(*The Kenilworth Park Gold Cup was in actuality a "match race" between Sir Barton and Man o' War. Another champion horse, Exterminator, was invited to compete in the race, since Canada did not allow match races. Due to the owners of the three not coming to a compromise on the conditions of the race, Exterminator was scratched, and in fact raced that same day on a different track.)
As a two-year-old, he carried 130 pounds in six races; few horses ever carried that much (at any age) as he did at that age. As a three-year-old, he carried as much as 138 pounds in races, giving away as much as 32 pounds to other horses. As a four-year-old, he would carry more than any horse had before, and after.
A Sire of Champions

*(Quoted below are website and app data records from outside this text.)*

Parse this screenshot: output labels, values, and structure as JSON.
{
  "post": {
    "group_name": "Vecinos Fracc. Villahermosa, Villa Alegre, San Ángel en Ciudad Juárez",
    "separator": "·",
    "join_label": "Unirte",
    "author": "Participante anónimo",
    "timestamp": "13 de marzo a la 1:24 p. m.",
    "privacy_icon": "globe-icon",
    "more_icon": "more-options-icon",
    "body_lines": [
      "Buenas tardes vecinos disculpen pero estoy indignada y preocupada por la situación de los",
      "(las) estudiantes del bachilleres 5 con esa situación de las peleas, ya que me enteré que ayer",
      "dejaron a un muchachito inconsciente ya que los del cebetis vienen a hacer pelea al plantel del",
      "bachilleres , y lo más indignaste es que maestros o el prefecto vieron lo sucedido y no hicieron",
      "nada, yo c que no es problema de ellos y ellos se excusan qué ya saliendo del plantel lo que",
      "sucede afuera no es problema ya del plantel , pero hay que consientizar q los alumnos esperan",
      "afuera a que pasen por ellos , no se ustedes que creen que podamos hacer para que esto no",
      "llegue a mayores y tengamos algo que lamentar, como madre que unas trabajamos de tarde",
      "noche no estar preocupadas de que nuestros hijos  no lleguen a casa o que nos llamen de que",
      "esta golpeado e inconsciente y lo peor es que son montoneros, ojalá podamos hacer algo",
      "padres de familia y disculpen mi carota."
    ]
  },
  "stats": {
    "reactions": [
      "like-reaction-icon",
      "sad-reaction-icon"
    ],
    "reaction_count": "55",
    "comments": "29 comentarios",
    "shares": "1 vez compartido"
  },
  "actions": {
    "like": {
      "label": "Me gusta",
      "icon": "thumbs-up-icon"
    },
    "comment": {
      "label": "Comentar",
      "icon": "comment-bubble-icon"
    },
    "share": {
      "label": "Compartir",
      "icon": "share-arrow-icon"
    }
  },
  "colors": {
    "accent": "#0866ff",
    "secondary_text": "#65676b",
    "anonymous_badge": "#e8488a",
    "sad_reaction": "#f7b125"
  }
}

As a sire, Man o' War was impressive as well; he produced more than 64 stakes winners and various champions. Though many believe that Riddle did not breed the stallion to enough good mares after the first five seasons, he still sired many great horses. Man o' War sired American Flag and Crusader who won successive Belmont Stakes in 1925 and 1926. Although there were no official champions in America at the time, both colts were generally considered the best three-year-old colts of their year, and Crusader was also largely accepted as the best racehorse of 1926. Among Man o' War's other famous offspring were 1929 Kentucky derby winner, Clyde Van Dusen, Battleship, who won the 1938 English Grand National steeplechase, and War Admiral, the 1937 Triple Crown winner and the second official Horse of the Year. Another of his offspring, Hard Tack, sired Seabiscuit, who was Horse of the Year in 1938. Man o' War's most successful sons at stud were War Admiral and War Relic, and War Relic's branch of the male line survives today. Tiznow, Honour and Glory, and Bertrando are all sire-line descendants of Man o' War. Many great horses, if you look long into their pedigrees, have some type of relation to Man o' War.
Man o' War died in 1947 at 30 of an apparent heart attack only a very short time after his longtime groom, Will Harbut, died. He was originally interred at Faraway Farm, but, in the early 1970s, his remains were moved to a new burial site at the Kentucky Horse Park, where his grave is marked with a statue by American sculptor, Herbert Haseltine. He has been the subject of four notable biographies: the first, Man o' War, by Page Cooper and Roger Treat, was published in 1950, and is a classic of its kind; Walter Farley, author of The Black Stallion series, also wrote a slightly fictional biography of Man o' War; in 2000, Bowen, Edward L. wrote an eloquent and thoroughly researched biography called Man o' War: Thoroughbred Legends from Eclipse Press; and in 2006, Dorothy Ours wrote a new, extensively sourced biography entitled Man o' War: A Legend Like Lightning.
Man o' War was inducted into the National Museum of Racing and Hall of Fame in 1957. Soon after, the Man o' War Stakes was made in his honor. In the Blood-Horse magazine ranking of the top 100 U.S. Thoroughbred champions of the 20th Century, Man o' War was ranked No. 1.
Through his sire, Man o' War is a descendant of the first English Triple Crown champion, West Australian, and Man o' War's dam, Mahubah, is a daughter of English Triple Crown winner Rock Sand. This male line traces to the Godolphin Arabian.